Although, as Dombrowski says, the primary reason why he will be the favourite is because “his fastball is so good it gets all the play.” What he’s referring to, of course, is the young righty’s blistering fastball, which he aggressively attacks hitters with at speeds consistently in the triple-digits, and as high as 104 mph.
That’s the kind of head-turning number on the radar guns that hasn’t really been seen around the Tigers bullpen since Joel Zumaya was around, and the team certainly hopes that this hard-thrower’s career goes a little more smoothly.
It has so far, as Rondon has zipped through the minors, tearing through three levels in 2012 with a combined 1.52 ERA over 53 innings, striking out batters at a 11.9 K/9 rate and recording 29 saves in the process.

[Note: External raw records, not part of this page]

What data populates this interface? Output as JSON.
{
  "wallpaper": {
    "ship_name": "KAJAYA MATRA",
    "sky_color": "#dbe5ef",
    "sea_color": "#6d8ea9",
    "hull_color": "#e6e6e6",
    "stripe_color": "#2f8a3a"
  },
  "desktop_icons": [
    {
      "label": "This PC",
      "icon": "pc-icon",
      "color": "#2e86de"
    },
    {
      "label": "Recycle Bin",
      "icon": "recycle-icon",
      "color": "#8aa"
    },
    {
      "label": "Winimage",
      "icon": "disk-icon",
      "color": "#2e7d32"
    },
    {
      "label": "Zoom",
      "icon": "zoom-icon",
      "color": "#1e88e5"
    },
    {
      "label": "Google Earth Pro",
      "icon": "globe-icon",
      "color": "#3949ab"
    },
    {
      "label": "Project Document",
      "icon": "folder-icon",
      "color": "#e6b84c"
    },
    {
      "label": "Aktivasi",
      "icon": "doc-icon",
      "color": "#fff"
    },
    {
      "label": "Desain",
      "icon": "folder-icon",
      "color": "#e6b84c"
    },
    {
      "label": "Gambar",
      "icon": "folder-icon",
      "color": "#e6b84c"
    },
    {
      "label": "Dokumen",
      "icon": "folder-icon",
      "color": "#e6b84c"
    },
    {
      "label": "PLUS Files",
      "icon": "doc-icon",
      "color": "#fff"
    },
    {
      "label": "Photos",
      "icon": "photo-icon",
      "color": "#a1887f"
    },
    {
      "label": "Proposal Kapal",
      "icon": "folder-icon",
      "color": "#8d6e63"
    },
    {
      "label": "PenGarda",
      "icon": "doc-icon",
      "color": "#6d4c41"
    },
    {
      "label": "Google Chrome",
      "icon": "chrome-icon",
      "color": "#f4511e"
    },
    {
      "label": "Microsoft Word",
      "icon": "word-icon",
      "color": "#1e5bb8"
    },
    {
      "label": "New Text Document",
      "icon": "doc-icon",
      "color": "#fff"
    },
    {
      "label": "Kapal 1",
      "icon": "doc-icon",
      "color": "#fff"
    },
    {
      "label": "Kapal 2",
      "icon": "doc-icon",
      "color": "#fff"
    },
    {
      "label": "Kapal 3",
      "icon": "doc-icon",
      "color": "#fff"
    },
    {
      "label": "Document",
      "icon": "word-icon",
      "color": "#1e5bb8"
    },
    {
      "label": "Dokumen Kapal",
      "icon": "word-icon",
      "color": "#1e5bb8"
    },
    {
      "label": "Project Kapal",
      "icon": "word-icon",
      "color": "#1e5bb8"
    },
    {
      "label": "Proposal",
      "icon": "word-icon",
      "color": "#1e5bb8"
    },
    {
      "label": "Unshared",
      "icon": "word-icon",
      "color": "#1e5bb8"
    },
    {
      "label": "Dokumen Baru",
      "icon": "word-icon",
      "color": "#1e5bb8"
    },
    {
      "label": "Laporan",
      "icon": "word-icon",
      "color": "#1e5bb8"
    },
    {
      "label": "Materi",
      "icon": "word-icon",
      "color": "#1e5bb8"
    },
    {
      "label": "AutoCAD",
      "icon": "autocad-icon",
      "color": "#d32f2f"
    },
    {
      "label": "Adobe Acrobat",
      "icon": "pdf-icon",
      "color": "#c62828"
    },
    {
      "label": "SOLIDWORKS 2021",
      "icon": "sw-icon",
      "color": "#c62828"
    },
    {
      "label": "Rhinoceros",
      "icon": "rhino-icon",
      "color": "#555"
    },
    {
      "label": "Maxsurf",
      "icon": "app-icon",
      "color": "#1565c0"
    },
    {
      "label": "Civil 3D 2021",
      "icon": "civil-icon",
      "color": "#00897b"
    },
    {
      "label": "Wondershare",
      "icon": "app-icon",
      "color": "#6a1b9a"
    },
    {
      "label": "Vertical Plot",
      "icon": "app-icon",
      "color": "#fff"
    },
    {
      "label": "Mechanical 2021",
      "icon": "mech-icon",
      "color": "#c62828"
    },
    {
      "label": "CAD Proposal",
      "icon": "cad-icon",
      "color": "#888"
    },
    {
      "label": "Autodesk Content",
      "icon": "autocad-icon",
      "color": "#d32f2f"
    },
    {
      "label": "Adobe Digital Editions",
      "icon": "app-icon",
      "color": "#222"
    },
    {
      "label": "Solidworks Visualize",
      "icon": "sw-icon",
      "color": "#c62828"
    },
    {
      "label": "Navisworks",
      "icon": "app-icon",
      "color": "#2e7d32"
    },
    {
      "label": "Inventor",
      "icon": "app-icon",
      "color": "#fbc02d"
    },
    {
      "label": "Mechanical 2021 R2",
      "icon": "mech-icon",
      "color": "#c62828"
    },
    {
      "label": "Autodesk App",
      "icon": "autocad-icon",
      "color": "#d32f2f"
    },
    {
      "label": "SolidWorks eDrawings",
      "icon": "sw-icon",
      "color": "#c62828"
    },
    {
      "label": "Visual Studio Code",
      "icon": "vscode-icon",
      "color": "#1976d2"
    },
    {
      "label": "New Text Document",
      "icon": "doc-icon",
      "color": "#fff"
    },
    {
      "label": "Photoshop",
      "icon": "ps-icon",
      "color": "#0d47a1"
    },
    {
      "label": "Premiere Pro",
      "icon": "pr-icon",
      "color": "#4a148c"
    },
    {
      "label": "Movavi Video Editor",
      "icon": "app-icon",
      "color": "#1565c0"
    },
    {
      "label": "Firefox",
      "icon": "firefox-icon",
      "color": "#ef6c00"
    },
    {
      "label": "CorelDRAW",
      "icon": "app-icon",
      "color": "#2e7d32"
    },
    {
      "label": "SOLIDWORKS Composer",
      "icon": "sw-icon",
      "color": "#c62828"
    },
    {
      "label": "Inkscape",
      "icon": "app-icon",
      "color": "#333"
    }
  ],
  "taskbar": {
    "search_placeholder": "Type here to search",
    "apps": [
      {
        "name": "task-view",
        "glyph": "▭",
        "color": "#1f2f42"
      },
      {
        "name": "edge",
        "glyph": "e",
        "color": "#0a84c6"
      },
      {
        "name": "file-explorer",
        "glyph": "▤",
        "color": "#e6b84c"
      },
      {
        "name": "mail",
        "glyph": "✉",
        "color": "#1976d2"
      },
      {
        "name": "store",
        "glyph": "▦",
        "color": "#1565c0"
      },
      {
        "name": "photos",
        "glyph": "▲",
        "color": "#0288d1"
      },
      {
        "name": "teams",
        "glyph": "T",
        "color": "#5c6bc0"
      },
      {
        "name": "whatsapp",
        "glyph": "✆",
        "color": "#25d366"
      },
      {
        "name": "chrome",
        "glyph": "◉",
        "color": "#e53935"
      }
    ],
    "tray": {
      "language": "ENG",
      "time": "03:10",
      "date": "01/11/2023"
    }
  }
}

His 4.4 BB/9 may be a concern as he takes on the majors in his first time, but the Tigers are hoping that the stuff will be good enough to carry him through.
There’s the optimistic hope among the organization that the rookie will make a Craig Kimbrel-like impact on the AL Central favourites, and though that’s probably too much of a stretch, it would not be surprising to see Rondon have a season like Jordan Walden‘s first full season, in which he emerged as a 32-save closer with a 2.98 ERA, even if consistency was an issue from time to time.
Similar ups-and-downs are to be expected for the prospective closer, but he fits exactly what teams in the league look for in a prototypical closer. If Rondon’s slider and change-up have improved the way the team thinks, the rookie might just tear through the majors in 2013 as he did in the minors.